──────── Material for this task
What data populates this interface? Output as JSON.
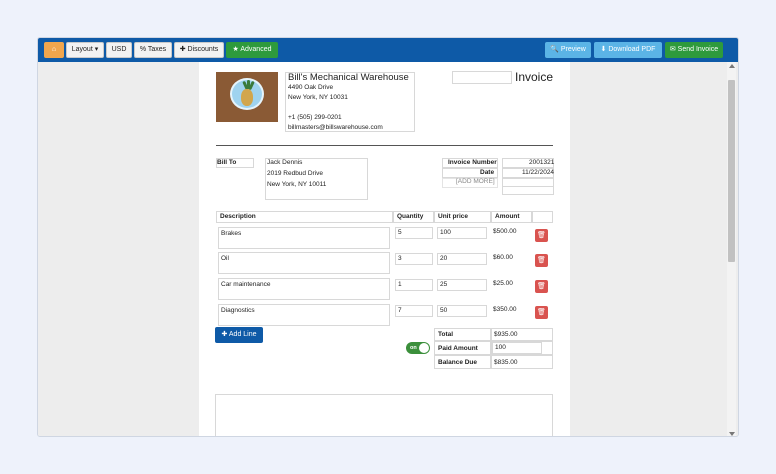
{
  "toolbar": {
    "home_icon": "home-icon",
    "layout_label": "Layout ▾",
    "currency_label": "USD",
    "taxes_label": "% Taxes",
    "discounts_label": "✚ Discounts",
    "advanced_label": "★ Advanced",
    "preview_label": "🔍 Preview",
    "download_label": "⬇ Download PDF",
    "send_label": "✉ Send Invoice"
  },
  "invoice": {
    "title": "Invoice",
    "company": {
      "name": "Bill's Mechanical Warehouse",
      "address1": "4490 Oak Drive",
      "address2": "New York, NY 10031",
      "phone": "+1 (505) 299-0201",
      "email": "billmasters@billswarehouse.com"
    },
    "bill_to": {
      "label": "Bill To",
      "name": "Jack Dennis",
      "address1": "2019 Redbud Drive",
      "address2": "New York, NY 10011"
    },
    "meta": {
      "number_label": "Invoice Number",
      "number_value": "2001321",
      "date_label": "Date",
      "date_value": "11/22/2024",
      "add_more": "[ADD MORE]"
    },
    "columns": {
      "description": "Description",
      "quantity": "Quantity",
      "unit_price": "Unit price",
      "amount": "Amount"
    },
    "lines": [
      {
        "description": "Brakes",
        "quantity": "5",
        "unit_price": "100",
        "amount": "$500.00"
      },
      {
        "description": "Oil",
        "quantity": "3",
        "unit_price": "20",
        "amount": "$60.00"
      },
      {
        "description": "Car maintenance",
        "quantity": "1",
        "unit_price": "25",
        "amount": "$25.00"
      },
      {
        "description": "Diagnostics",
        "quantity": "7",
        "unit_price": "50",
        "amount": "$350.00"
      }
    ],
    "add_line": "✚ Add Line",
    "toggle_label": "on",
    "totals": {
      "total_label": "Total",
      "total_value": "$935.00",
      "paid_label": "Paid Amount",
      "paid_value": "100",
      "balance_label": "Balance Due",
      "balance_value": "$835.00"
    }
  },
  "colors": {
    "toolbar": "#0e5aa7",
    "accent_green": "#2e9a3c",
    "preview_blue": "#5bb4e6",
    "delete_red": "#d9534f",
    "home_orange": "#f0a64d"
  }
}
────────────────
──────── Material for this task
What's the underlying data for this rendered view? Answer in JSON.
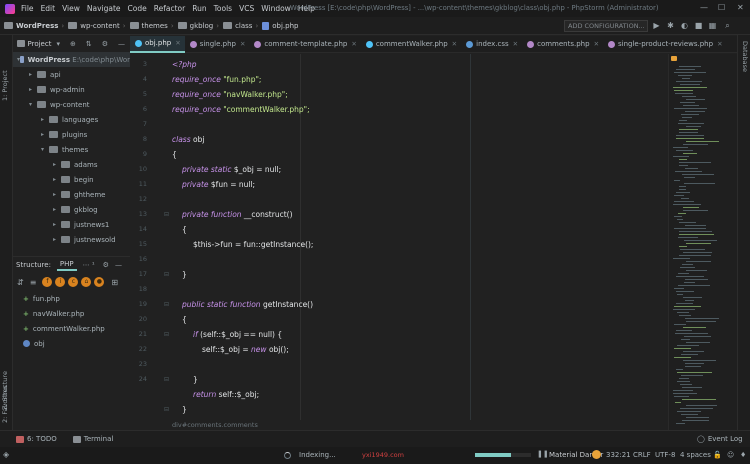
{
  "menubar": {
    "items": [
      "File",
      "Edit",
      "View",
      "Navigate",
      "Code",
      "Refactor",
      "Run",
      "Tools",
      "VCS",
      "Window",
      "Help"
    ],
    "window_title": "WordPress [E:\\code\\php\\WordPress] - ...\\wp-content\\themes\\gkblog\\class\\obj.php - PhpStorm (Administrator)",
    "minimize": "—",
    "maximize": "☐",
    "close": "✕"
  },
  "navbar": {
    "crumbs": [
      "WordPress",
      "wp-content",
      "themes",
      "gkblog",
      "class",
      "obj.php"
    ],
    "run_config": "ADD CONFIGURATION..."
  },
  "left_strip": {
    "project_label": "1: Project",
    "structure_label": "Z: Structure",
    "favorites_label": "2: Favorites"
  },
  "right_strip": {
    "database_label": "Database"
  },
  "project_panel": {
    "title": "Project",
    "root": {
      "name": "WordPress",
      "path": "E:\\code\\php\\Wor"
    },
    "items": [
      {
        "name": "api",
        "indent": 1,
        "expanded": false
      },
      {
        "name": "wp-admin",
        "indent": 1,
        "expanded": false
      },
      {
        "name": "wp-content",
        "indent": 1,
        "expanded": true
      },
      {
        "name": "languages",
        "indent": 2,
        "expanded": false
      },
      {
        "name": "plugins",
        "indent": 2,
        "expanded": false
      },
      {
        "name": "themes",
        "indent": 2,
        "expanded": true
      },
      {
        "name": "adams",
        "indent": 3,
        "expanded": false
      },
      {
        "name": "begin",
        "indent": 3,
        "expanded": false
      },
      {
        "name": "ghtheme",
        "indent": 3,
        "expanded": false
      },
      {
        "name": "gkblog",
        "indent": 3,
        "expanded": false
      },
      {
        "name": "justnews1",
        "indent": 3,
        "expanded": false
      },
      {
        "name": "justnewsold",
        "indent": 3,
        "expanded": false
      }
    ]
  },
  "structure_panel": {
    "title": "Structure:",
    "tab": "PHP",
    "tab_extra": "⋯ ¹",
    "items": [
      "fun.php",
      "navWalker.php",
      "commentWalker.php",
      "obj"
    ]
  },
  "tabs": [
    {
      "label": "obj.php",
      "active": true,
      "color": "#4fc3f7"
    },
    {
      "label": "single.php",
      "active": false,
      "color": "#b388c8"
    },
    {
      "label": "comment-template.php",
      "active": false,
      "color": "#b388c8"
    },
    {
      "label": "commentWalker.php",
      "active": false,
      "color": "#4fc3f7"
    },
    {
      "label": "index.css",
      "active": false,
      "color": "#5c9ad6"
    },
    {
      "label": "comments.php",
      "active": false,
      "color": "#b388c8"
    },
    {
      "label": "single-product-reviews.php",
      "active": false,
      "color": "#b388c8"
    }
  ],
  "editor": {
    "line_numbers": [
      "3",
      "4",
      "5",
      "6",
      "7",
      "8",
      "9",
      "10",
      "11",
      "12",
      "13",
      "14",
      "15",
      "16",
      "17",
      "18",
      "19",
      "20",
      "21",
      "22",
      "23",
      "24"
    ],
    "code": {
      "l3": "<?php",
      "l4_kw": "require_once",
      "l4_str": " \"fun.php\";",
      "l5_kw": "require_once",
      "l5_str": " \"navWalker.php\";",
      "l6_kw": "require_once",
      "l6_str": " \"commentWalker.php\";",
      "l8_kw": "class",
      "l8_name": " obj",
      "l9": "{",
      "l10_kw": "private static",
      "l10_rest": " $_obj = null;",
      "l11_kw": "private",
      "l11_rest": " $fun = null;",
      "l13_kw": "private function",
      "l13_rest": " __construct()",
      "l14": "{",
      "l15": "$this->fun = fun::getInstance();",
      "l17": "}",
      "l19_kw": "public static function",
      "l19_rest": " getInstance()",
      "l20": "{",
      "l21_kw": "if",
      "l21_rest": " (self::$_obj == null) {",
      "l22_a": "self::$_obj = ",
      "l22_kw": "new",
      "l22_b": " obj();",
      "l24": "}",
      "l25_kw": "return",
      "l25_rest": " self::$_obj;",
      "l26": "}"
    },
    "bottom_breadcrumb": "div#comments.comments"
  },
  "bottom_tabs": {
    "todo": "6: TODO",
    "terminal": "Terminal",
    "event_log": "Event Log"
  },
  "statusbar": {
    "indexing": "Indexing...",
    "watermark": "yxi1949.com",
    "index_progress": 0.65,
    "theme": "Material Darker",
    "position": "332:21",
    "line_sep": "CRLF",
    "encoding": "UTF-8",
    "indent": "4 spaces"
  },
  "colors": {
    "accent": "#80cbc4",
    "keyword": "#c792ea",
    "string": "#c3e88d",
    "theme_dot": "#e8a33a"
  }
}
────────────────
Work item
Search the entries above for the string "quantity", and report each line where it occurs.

Solution to this problem
      "quantity": "Quantity",
        "quantity": "5",
        "quantity": "3",
        "quantity": "1",
        "quantity": "7",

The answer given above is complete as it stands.